Creech sited McCrory’s threat to veto a significant pro-life bill in 2013, his veto of the magistrates’ bill allowing magistrates with a sincere religious objection to opt-out of performing a same-sex marriage ceremony, and his decision to expand the state’s employment policy for state employees to cover sexual orientation and gender identity.
“I am for our Governor and hope his election bid proves to be successful, but throw all this stuff in with the tolls issue and you might have the source for a deficit of votes,” said Dr. Creech.
Dr. Creech further argued that no matter who becomes the Governor it would be presumptuous at best for the Republican controlled North Carolina General Assembly to do anything to change HB 2 when they reconvene in January.

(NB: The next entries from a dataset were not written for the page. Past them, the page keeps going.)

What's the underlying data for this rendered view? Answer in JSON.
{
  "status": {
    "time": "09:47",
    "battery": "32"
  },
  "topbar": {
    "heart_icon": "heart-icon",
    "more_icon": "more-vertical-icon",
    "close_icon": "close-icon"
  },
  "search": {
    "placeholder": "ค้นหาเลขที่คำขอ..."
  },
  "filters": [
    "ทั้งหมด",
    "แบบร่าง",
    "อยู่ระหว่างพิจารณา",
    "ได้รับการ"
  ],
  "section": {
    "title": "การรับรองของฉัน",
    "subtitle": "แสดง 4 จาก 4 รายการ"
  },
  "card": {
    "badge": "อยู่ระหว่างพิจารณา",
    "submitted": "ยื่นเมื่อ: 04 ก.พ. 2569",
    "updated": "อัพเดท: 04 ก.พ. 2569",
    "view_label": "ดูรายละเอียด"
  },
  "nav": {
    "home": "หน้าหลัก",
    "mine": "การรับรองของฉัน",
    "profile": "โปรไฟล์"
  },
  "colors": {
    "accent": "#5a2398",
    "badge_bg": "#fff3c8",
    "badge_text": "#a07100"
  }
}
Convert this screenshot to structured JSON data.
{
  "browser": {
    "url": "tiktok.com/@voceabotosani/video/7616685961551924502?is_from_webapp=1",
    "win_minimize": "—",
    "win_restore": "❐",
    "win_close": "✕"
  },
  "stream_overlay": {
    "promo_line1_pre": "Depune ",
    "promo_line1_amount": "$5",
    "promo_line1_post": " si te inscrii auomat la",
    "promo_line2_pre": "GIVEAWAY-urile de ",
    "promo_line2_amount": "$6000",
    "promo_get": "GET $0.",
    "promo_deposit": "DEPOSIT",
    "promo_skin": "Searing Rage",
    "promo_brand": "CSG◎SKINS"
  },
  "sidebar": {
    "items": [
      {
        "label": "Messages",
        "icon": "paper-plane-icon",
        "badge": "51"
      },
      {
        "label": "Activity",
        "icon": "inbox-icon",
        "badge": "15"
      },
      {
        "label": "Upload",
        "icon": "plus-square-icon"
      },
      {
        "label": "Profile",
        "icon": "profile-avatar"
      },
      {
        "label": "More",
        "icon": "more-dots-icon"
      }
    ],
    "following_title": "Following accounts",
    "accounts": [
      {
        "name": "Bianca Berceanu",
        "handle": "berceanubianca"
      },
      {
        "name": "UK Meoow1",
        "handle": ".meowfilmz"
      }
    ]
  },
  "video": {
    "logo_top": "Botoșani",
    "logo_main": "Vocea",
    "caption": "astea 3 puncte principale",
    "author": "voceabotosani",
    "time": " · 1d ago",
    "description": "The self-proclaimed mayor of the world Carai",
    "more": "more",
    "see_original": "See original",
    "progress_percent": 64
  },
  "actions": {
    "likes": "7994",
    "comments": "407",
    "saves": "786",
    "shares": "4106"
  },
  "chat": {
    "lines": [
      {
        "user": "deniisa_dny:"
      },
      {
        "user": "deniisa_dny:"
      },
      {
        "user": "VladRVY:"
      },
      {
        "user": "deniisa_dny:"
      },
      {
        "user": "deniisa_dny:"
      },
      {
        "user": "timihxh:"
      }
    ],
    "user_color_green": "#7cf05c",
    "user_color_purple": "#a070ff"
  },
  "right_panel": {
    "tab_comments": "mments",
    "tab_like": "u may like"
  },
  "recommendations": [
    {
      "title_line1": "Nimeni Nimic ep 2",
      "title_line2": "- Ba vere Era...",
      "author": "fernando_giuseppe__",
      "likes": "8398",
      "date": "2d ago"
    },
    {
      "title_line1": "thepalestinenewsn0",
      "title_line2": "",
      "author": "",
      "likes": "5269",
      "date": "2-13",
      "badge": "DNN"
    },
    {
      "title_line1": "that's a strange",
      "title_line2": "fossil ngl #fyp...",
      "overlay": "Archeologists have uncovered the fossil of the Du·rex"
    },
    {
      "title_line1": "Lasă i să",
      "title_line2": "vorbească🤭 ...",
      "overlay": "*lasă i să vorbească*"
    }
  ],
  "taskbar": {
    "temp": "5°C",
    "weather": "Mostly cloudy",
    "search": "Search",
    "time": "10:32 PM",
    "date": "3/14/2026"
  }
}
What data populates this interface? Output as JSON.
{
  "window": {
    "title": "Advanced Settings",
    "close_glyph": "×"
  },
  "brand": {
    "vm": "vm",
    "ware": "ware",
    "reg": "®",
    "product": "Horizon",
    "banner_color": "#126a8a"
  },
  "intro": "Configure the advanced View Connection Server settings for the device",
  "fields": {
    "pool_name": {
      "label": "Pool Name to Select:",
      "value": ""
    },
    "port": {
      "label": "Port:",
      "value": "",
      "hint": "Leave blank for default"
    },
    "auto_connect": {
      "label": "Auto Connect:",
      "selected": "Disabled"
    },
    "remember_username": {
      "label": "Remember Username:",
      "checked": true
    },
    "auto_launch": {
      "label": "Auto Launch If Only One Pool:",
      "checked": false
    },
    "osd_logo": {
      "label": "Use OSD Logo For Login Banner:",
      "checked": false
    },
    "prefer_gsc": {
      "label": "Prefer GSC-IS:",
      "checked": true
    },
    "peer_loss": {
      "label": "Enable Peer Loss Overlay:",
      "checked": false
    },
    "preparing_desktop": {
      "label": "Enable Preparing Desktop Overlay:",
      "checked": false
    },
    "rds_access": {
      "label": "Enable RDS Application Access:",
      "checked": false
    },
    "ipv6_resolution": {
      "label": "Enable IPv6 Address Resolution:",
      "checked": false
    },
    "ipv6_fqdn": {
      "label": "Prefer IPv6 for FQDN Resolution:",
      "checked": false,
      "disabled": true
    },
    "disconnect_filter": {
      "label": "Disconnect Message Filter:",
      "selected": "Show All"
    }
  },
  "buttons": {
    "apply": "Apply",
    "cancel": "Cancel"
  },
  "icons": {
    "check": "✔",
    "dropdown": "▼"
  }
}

“Despite the arguments of two or three Republicans who jumped ship on the bill, it would be ‘jumping the gun’ to do anything, even if Cooper should come out the winner in this election,” he said.
“The U.S. Supreme Court will consider a Virginia case that involves transgender rights – including their bathroom rights – late summer of 2017.” Creech added. “And that case will have a bearing on HB 2, which incidentally will be decided by a court with a new Justice that’s a Trump appointee. What’s more, we’ll have a new Justice Department that isn’t going to treat this issue like the Obama administration has treated it.”
At this point, HB 2 seems to be safe and most likely to remain in force. The Christian Action League, however, believes supporters of the legislation need to reiterate to their lawmakers, whether incumbent or newly elected, that they strongly support the law and ask them before the 2017 session begins in January, never to amend or repeal it.
“I’ve learned you can’t take anything for granted when it comes to politics,” said Creech. “Matters can turn on a dime. You have to always be vigilant.”